Position: Senior Lecturer, Field: System design, embedded systems, software engineering, Organisation: Department of Electrical and Computer Engineering, University of Canterbury.
As a child, Dr Allan McInnes was interested in aircraft and spacecraft. How does a Kiwi kid go from dreaming about flight to working on the B-2 stealth bomber and the Mars exploration rovers?
Allan was intrigued by computers and programming as an intermediate school student. This led to an undergraduate degree in electrical and electronic engineering from the University of Canterbury. Allan moved to the US and worked as a software engineer for a small defence contractor. There he developed programs to test the electronics on the B-2 stealth bomber.
Allan’s next move was to follow in some famous footsteps – those of Mercury astronaut Gus Grisson and Apollo astronaut Neil Armstrong – and study at Purdue University’s School of Aeronautics and Astronautics. The focus for his master’s degree was spacecraft orbit mechanics.
He then worked at the Aerospace Corporation, designing spacecraft for US Air Force space missions. Allan says, “I was lucky to be able to work as a systems engineer, which meant taking on the big picture and trying to understand how all of the pieces fit together. I worked on a lot of interesting projects.” One of these projects was the Mars exploration rovers. Allan worked on ‘failure mode analysis’ – he had to look at all the different ways the system might fail and make sure that this either wouldn’t happen or that there was a back-up plan. The rovers had an initial 90-day mission, but they functioned so well that their missions were extended – to over 6 years – or more than 25 times longer than originally planned!

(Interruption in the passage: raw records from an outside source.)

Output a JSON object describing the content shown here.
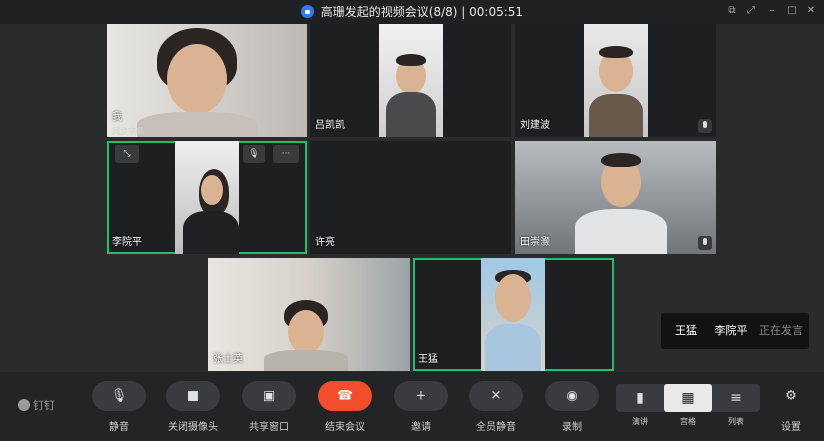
{
  "window": {
    "title": "高珊发起的视频会议(8/8)",
    "separator": "|",
    "timer": "00:05:51"
  },
  "participants": {
    "me": {
      "label": "我",
      "sublabel": "同步字幕"
    },
    "lv": {
      "label": "吕凯凯"
    },
    "liu": {
      "label": "刘建波"
    },
    "li": {
      "label": "李院平"
    },
    "xu": {
      "label": "许亮"
    },
    "tian": {
      "label": "田崇灏"
    },
    "zhang": {
      "label": "张士英"
    },
    "wang": {
      "label": "王猛"
    }
  },
  "speaking": {
    "names": [
      "王猛",
      "李院平"
    ],
    "status": "正在发言"
  },
  "toolbar": {
    "brand": "钉钉",
    "mute": "静音",
    "camera_off": "关闭摄像头",
    "share": "共享窗口",
    "end": "结束会议",
    "invite": "邀请",
    "mute_all": "全员静音",
    "record": "录制",
    "settings": "设置"
  },
  "layout": {
    "speaker": "演讲",
    "grid": "宫格",
    "list": "列表",
    "selected": "grid"
  },
  "colors": {
    "active_border": "#1fbf6a",
    "end_button": "#f24e2c",
    "lock": "#2b7cf6"
  }
}
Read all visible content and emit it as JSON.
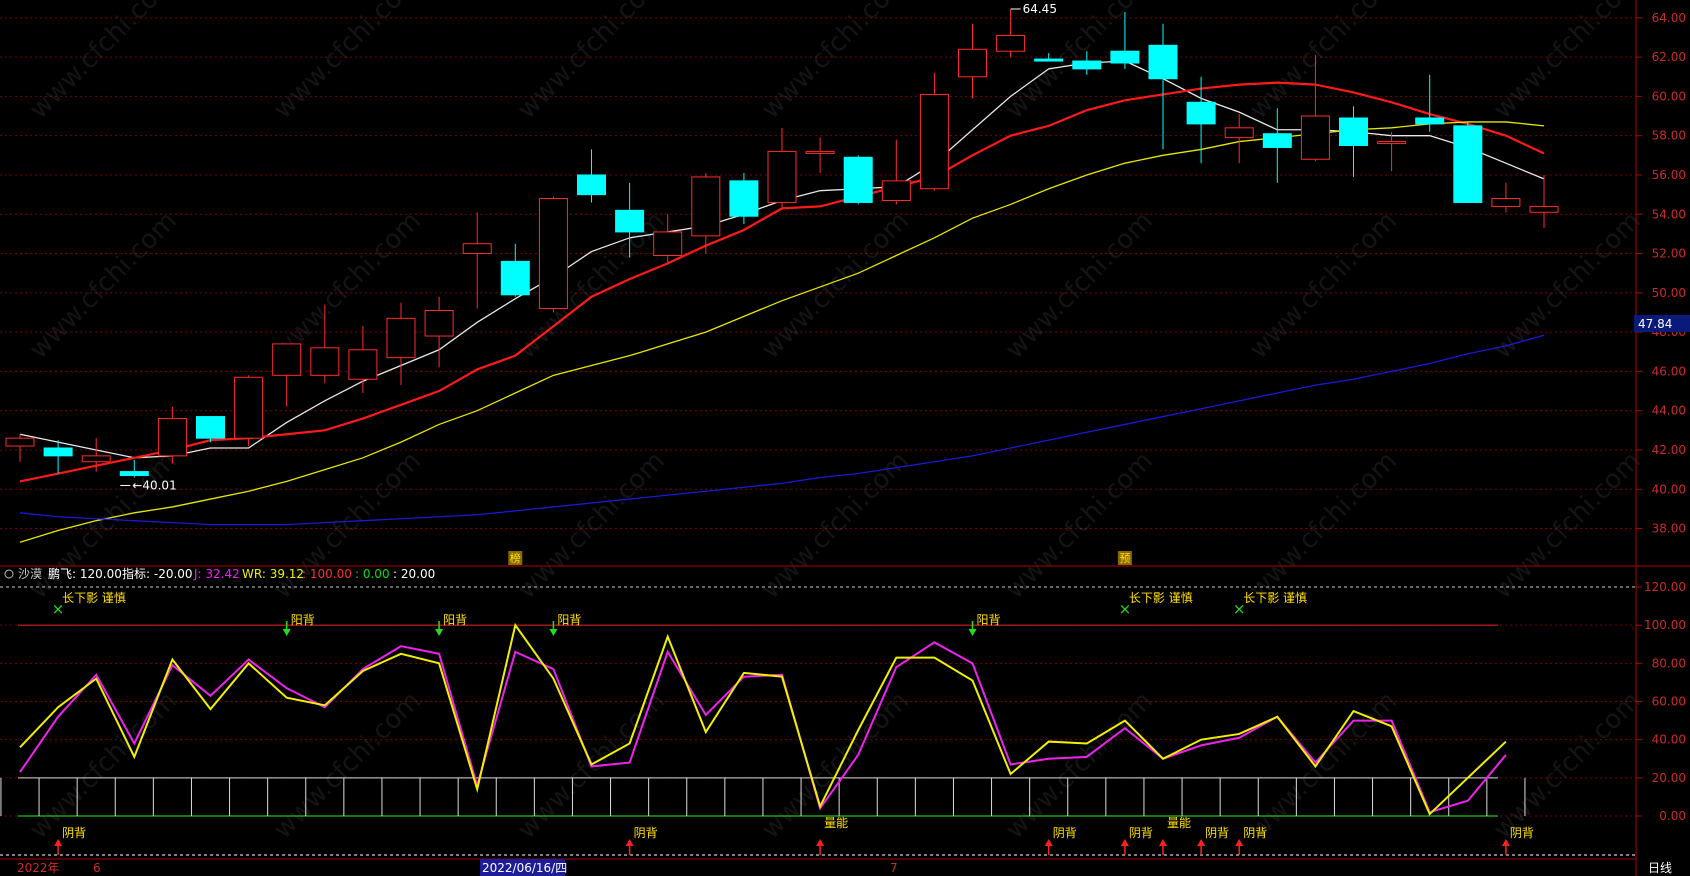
{
  "chart_data": [
    {
      "type": "candlestick",
      "panel": "price",
      "ylim": [
        36.5,
        64.5
      ],
      "yticks": [
        "64.00",
        "62.00",
        "60.00",
        "58.00",
        "56.00",
        "54.00",
        "52.00",
        "50.00",
        "48.00",
        "46.00",
        "44.00",
        "42.00",
        "40.00",
        "38.00"
      ],
      "current_price_label": "47.84",
      "high_label": "64.45",
      "low_label": "40.01",
      "ohlc": [
        {
          "o": 42.2,
          "h": 42.8,
          "l": 41.4,
          "c": 42.6
        },
        {
          "o": 42.1,
          "h": 42.5,
          "l": 40.8,
          "c": 41.7
        },
        {
          "o": 41.4,
          "h": 42.6,
          "l": 40.9,
          "c": 41.7
        },
        {
          "o": 40.9,
          "h": 41.5,
          "l": 40.6,
          "c": 40.7
        },
        {
          "o": 41.7,
          "h": 44.2,
          "l": 41.3,
          "c": 43.6
        },
        {
          "o": 43.7,
          "h": 43.7,
          "l": 42.4,
          "c": 42.6
        },
        {
          "o": 42.6,
          "h": 45.8,
          "l": 42.2,
          "c": 45.7
        },
        {
          "o": 45.8,
          "h": 47.1,
          "l": 44.2,
          "c": 47.4
        },
        {
          "o": 45.8,
          "h": 49.4,
          "l": 45.4,
          "c": 47.2
        },
        {
          "o": 45.6,
          "h": 48.3,
          "l": 44.9,
          "c": 47.1
        },
        {
          "o": 46.7,
          "h": 49.5,
          "l": 45.3,
          "c": 48.7
        },
        {
          "o": 47.8,
          "h": 49.8,
          "l": 46.2,
          "c": 49.1
        },
        {
          "o": 52.0,
          "h": 54.1,
          "l": 49.2,
          "c": 52.5
        },
        {
          "o": 51.6,
          "h": 52.5,
          "l": 49.8,
          "c": 49.9
        },
        {
          "o": 49.2,
          "h": 54.9,
          "l": 49.0,
          "c": 54.8
        },
        {
          "o": 56.0,
          "h": 57.3,
          "l": 54.6,
          "c": 55.0
        },
        {
          "o": 54.2,
          "h": 55.6,
          "l": 51.8,
          "c": 53.1
        },
        {
          "o": 51.9,
          "h": 54.0,
          "l": 51.5,
          "c": 53.1
        },
        {
          "o": 52.9,
          "h": 56.1,
          "l": 52.0,
          "c": 55.9
        },
        {
          "o": 55.7,
          "h": 56.1,
          "l": 53.5,
          "c": 53.9
        },
        {
          "o": 54.6,
          "h": 58.4,
          "l": 54.3,
          "c": 57.2
        },
        {
          "o": 57.2,
          "h": 57.9,
          "l": 56.1,
          "c": 57.2
        },
        {
          "o": 56.9,
          "h": 57.0,
          "l": 54.5,
          "c": 54.6
        },
        {
          "o": 54.7,
          "h": 57.8,
          "l": 54.5,
          "c": 55.7
        },
        {
          "o": 55.3,
          "h": 61.2,
          "l": 55.2,
          "c": 60.1
        },
        {
          "o": 61.0,
          "h": 63.7,
          "l": 59.9,
          "c": 62.4
        },
        {
          "o": 62.3,
          "h": 64.45,
          "l": 62.0,
          "c": 63.1
        },
        {
          "o": 61.9,
          "h": 62.2,
          "l": 61.8,
          "c": 61.8
        },
        {
          "o": 61.8,
          "h": 62.3,
          "l": 61.1,
          "c": 61.4
        },
        {
          "o": 62.3,
          "h": 64.3,
          "l": 61.4,
          "c": 61.7
        },
        {
          "o": 62.6,
          "h": 63.7,
          "l": 57.3,
          "c": 60.9
        },
        {
          "o": 59.7,
          "h": 61.0,
          "l": 56.6,
          "c": 58.6
        },
        {
          "o": 57.9,
          "h": 59.1,
          "l": 56.6,
          "c": 58.4
        },
        {
          "o": 58.1,
          "h": 59.4,
          "l": 55.6,
          "c": 57.4
        },
        {
          "o": 56.8,
          "h": 62.1,
          "l": 56.7,
          "c": 59.0
        },
        {
          "o": 58.9,
          "h": 59.5,
          "l": 55.9,
          "c": 57.5
        },
        {
          "o": 57.6,
          "h": 58.2,
          "l": 56.2,
          "c": 57.7
        },
        {
          "o": 58.9,
          "h": 61.1,
          "l": 58.2,
          "c": 58.6
        },
        {
          "o": 58.5,
          "h": 58.7,
          "l": 54.6,
          "c": 54.6
        },
        {
          "o": 54.4,
          "h": 55.6,
          "l": 54.1,
          "c": 54.8
        },
        {
          "o": 54.1,
          "h": 56.0,
          "l": 53.3,
          "c": 54.4
        }
      ],
      "ma": [
        {
          "name": "MA5",
          "color": "#e8e8e8",
          "values": [
            42.8,
            42.4,
            42.0,
            41.6,
            41.7,
            42.1,
            42.1,
            43.4,
            44.5,
            45.5,
            46.3,
            47.1,
            48.5,
            49.7,
            50.8,
            52.1,
            52.8,
            53.1,
            53.4,
            54.0,
            54.7,
            55.2,
            55.3,
            55.4,
            56.6,
            58.3,
            60.0,
            61.4,
            61.7,
            61.8,
            60.9,
            59.9,
            59.2,
            58.3,
            58.3,
            58.2,
            58.0,
            58.0,
            57.4,
            56.6,
            55.8
          ]
        },
        {
          "name": "MA10",
          "color": "#ff1a1a",
          "values": [
            40.4,
            40.8,
            41.2,
            41.6,
            42.0,
            42.5,
            42.6,
            42.8,
            43.0,
            43.6,
            44.3,
            45.0,
            46.1,
            46.8,
            48.3,
            49.8,
            50.7,
            51.5,
            52.4,
            53.2,
            54.3,
            54.4,
            54.9,
            55.4,
            55.9,
            57.0,
            58.0,
            58.5,
            59.3,
            59.8,
            60.1,
            60.4,
            60.6,
            60.7,
            60.6,
            60.2,
            59.7,
            59.1,
            58.6,
            58.0,
            57.1
          ]
        },
        {
          "name": "MA20",
          "color": "#e6e600",
          "values": [
            37.3,
            37.9,
            38.4,
            38.8,
            39.1,
            39.5,
            39.9,
            40.4,
            41.0,
            41.6,
            42.4,
            43.3,
            44.0,
            44.9,
            45.8,
            46.3,
            46.8,
            47.4,
            48.0,
            48.8,
            49.6,
            50.3,
            51.0,
            51.9,
            52.8,
            53.8,
            54.5,
            55.3,
            56.0,
            56.6,
            57.0,
            57.3,
            57.7,
            57.9,
            58.1,
            58.3,
            58.4,
            58.6,
            58.7,
            58.7,
            58.5
          ]
        },
        {
          "name": "MA60",
          "color": "#1a1ad6",
          "values": [
            38.8,
            38.6,
            38.5,
            38.4,
            38.3,
            38.2,
            38.2,
            38.2,
            38.3,
            38.4,
            38.5,
            38.6,
            38.7,
            38.9,
            39.1,
            39.3,
            39.5,
            39.7,
            39.9,
            40.1,
            40.3,
            40.6,
            40.8,
            41.1,
            41.4,
            41.7,
            42.1,
            42.5,
            42.9,
            43.3,
            43.7,
            44.1,
            44.5,
            44.9,
            45.3,
            45.6,
            46.0,
            46.4,
            46.9,
            47.3,
            47.84
          ]
        }
      ],
      "marker_labels": [
        {
          "index": 13,
          "text": "榜"
        },
        {
          "index": 29,
          "text": "预"
        }
      ]
    },
    {
      "type": "line",
      "panel": "indicator",
      "ylim": [
        0,
        120
      ],
      "yticks": [
        "120.00",
        "100.00",
        "80.00",
        "60.00",
        "40.00",
        "20.00",
        "0.00"
      ],
      "header": {
        "name": "沙漠",
        "p1": "鹏飞: 120.00",
        "p2": "指标: -20.00",
        "j": "J: 32.42",
        "wr": "WR: 39.12",
        "v100": ": 100.00",
        "v0": ": 0.00",
        "v20": ": 20.00"
      },
      "series": [
        {
          "name": "J",
          "color": "#ee22ee",
          "values": [
            23,
            52,
            74,
            38,
            79,
            63,
            82,
            67,
            57,
            77,
            89,
            85,
            16,
            86,
            77,
            26,
            28,
            86,
            53,
            73,
            74,
            4,
            32,
            78,
            91,
            80,
            27,
            30,
            31,
            46,
            30,
            37,
            41,
            52,
            28,
            50,
            50,
            2,
            8,
            32
          ]
        },
        {
          "name": "WR",
          "color": "#f0f000",
          "values": [
            36,
            57,
            72,
            31,
            82,
            56,
            80,
            62,
            58,
            76,
            85,
            80,
            14,
            100,
            72,
            27,
            38,
            94,
            44,
            75,
            73,
            5,
            45,
            83,
            83,
            71,
            22,
            39,
            38,
            50,
            30,
            40,
            43,
            52,
            26,
            55,
            47,
            1,
            20,
            39
          ]
        }
      ],
      "top_markers": [
        {
          "index": 1,
          "type": "x",
          "text": "长下影 谨慎"
        },
        {
          "index": 7,
          "type": "down",
          "text": "阳背"
        },
        {
          "index": 11,
          "type": "down",
          "text": "阳背"
        },
        {
          "index": 14,
          "type": "down",
          "text": "阳背"
        },
        {
          "index": 25,
          "type": "down",
          "text": "阳背"
        },
        {
          "index": 29,
          "type": "x",
          "text": "长下影 谨慎"
        },
        {
          "index": 32,
          "type": "x",
          "text": "长下影 谨慎"
        }
      ],
      "bottom_markers": [
        {
          "index": 1,
          "text": "阴背"
        },
        {
          "index": 16,
          "text": "阴背"
        },
        {
          "index": 21,
          "text": "量能"
        },
        {
          "index": 27,
          "text": "阴背"
        },
        {
          "index": 29,
          "text": "阴背"
        },
        {
          "index": 30,
          "text": "量能"
        },
        {
          "index": 31,
          "text": "阴背"
        },
        {
          "index": 32,
          "text": "阴背"
        },
        {
          "index": 39,
          "text": "阴背"
        }
      ]
    }
  ],
  "date_axis": {
    "year": "2022年",
    "m6": "6",
    "cursor_date": "2022/06/16/四",
    "m7": "7",
    "period": "日线"
  },
  "watermark": "www.cfchi.com",
  "colors": {
    "up": "#ff2a2a",
    "down": "#00ffff",
    "grid": "#7a0000",
    "axis": "#b00000",
    "tick": "#cc2a2a",
    "priceTag": "#0a1a7a"
  }
}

After a few years of spacecraft design, Allan did a PhD in electrical and computer engineering at Utah State University. He says, “There I did research on applying process algebra and model-checking (techniques from computer science) to understanding the behaviour of spacecraft systems. In a sense, that project brought together my interests in software development and spacecraft design.”

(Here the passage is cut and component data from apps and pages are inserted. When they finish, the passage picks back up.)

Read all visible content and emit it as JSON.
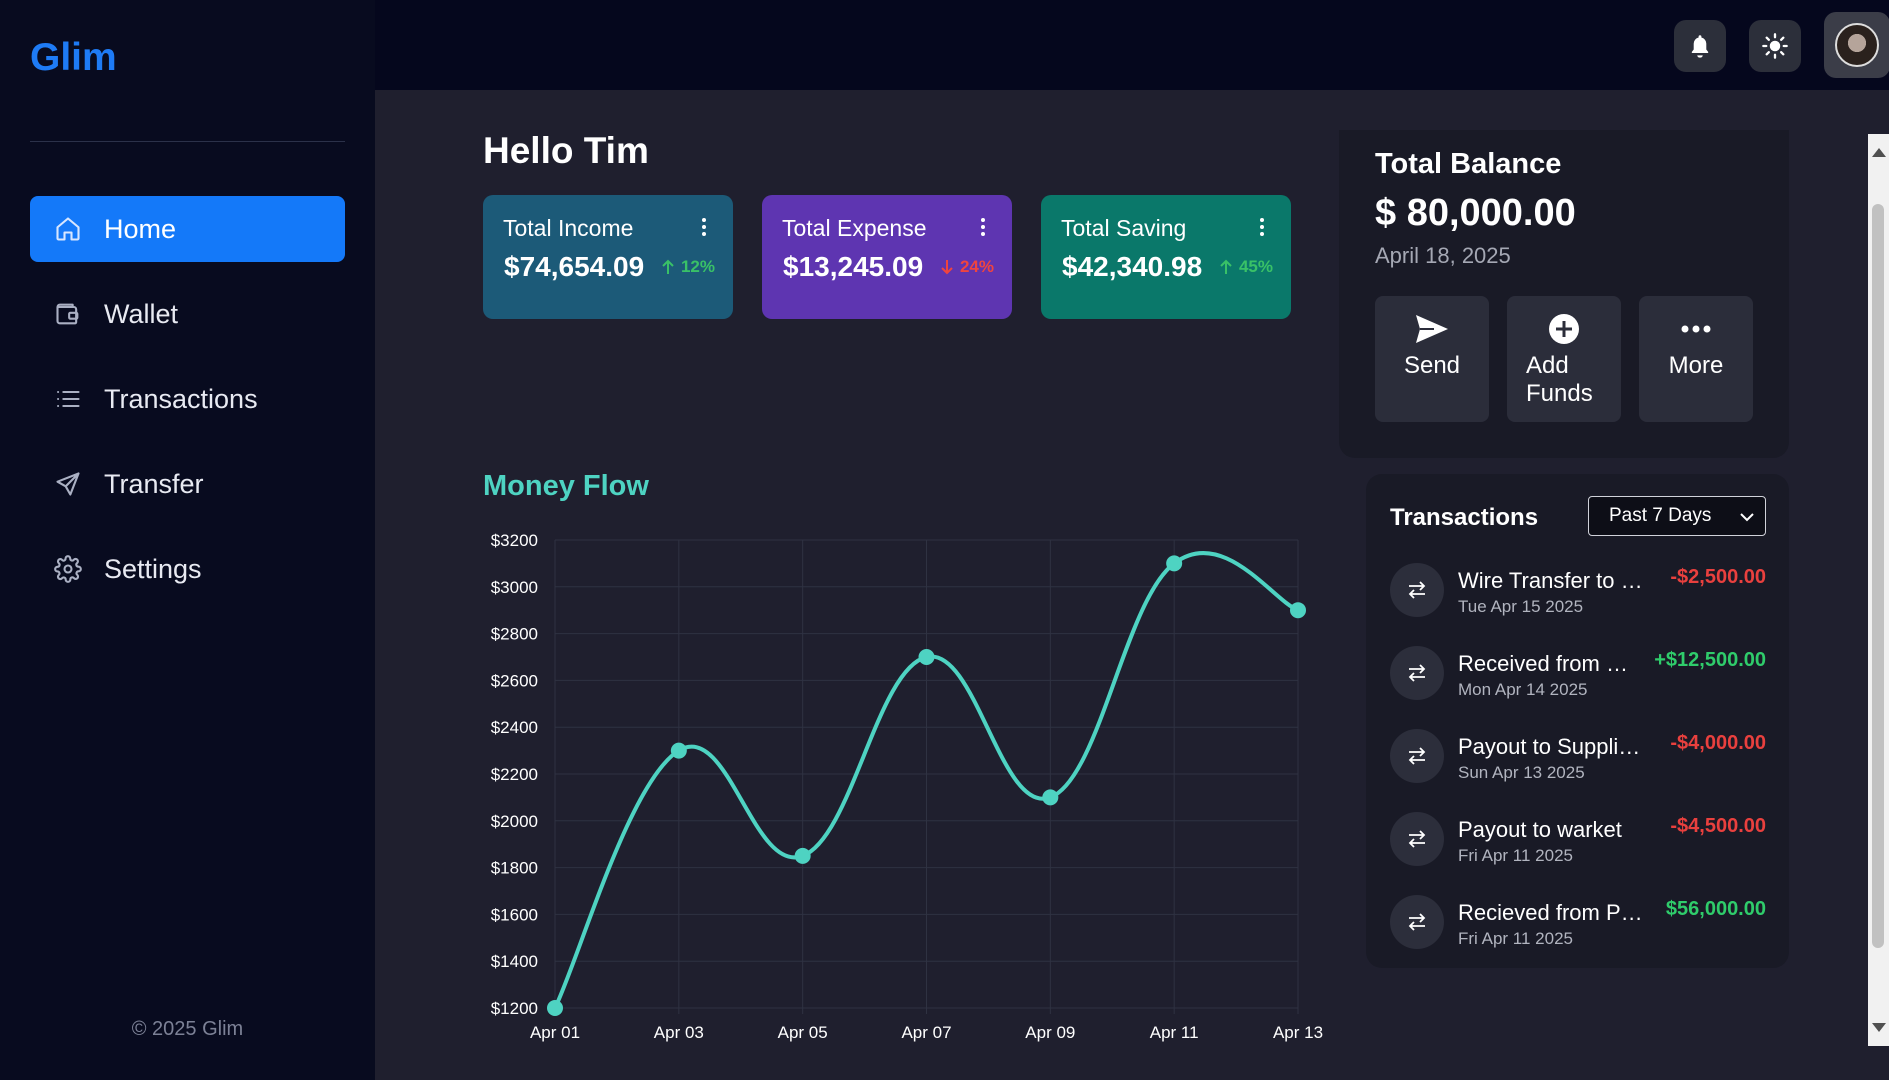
{
  "app": {
    "logo": "Glim",
    "copyright": "© 2025 Glim"
  },
  "sidebar": {
    "items": [
      {
        "label": "Home",
        "icon": "home-icon",
        "active": true
      },
      {
        "label": "Wallet",
        "icon": "wallet-icon",
        "active": false
      },
      {
        "label": "Transactions",
        "icon": "list-icon",
        "active": false
      },
      {
        "label": "Transfer",
        "icon": "send-icon",
        "active": false
      },
      {
        "label": "Settings",
        "icon": "gear-icon",
        "active": false
      }
    ]
  },
  "header": {
    "icons": [
      "bell-icon",
      "sun-icon",
      "avatar"
    ]
  },
  "main": {
    "greeting": "Hello Tim",
    "cards": [
      {
        "title": "Total Income",
        "value": "$74,654.09",
        "change": "12%",
        "direction": "up",
        "color": "#1c5a78"
      },
      {
        "title": "Total Expense",
        "value": "$13,245.09",
        "change": "24%",
        "direction": "down",
        "color": "#5e35b1"
      },
      {
        "title": "Total Saving",
        "value": "$42,340.98",
        "change": "45%",
        "direction": "up",
        "color": "#0a786a"
      }
    ],
    "money_flow_title": "Money Flow"
  },
  "balance": {
    "title": "Total Balance",
    "value": "$ 80,000.00",
    "date": "April 18, 2025",
    "actions": [
      {
        "label": "Send",
        "icon": "send-icon"
      },
      {
        "label": "Add Funds",
        "icon": "plus-circle-icon"
      },
      {
        "label": "More",
        "icon": "more-icon"
      }
    ]
  },
  "transactions": {
    "title": "Transactions",
    "filter": "Past 7 Days",
    "items": [
      {
        "name": "Wire Transfer to …",
        "date": "Tue Apr 15 2025",
        "amount": "-$2,500.00",
        "type": "neg"
      },
      {
        "name": "Received from …",
        "date": "Mon Apr 14 2025",
        "amount": "+$12,500.00",
        "type": "pos"
      },
      {
        "name": "Payout to Supplie…",
        "date": "Sun Apr 13 2025",
        "amount": "-$4,000.00",
        "type": "neg"
      },
      {
        "name": "Payout to warket",
        "date": "Fri Apr 11 2025",
        "amount": "-$4,500.00",
        "type": "neg"
      },
      {
        "name": "Recieved from P…",
        "date": "Fri Apr 11 2025",
        "amount": "$56,000.00",
        "type": "pos"
      }
    ]
  },
  "chart_data": {
    "type": "line",
    "categories": [
      "Apr 01",
      "Apr 03",
      "Apr 05",
      "Apr 07",
      "Apr 09",
      "Apr 11",
      "Apr 13"
    ],
    "values": [
      1200,
      2300,
      1850,
      2700,
      2100,
      3100,
      2900
    ],
    "yticks": [
      "$1200",
      "$1400",
      "$1600",
      "$1800",
      "$2000",
      "$2200",
      "$2400",
      "$2600",
      "$2800",
      "$3000",
      "$3200"
    ],
    "ylim": [
      1200,
      3200
    ],
    "line_color": "#4ed3c2",
    "grid": true
  }
}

There’s always something new to learn. Design is all about learning things – if we already understood the problem, we wouldn’t need to design a solution.
Allan returned to New Zealand to work in the Department of Electrical and Computer Engineering, University of Canterbury. He’s excited to be back working with many of the people who helped him have a great undergraduate experience and to have the opportunity to work with graduate students. His current research is focused on using software to make the things around us – cars, houses and robots – ‘smarter’. He’s also developing computer simulations to help design complex systems and ensure that they work as they’ve been designed to.
Outside of work, Allan likes to discover new craft beers, go hiking and dabble with new programming languages.
This article is based on information current in 2013.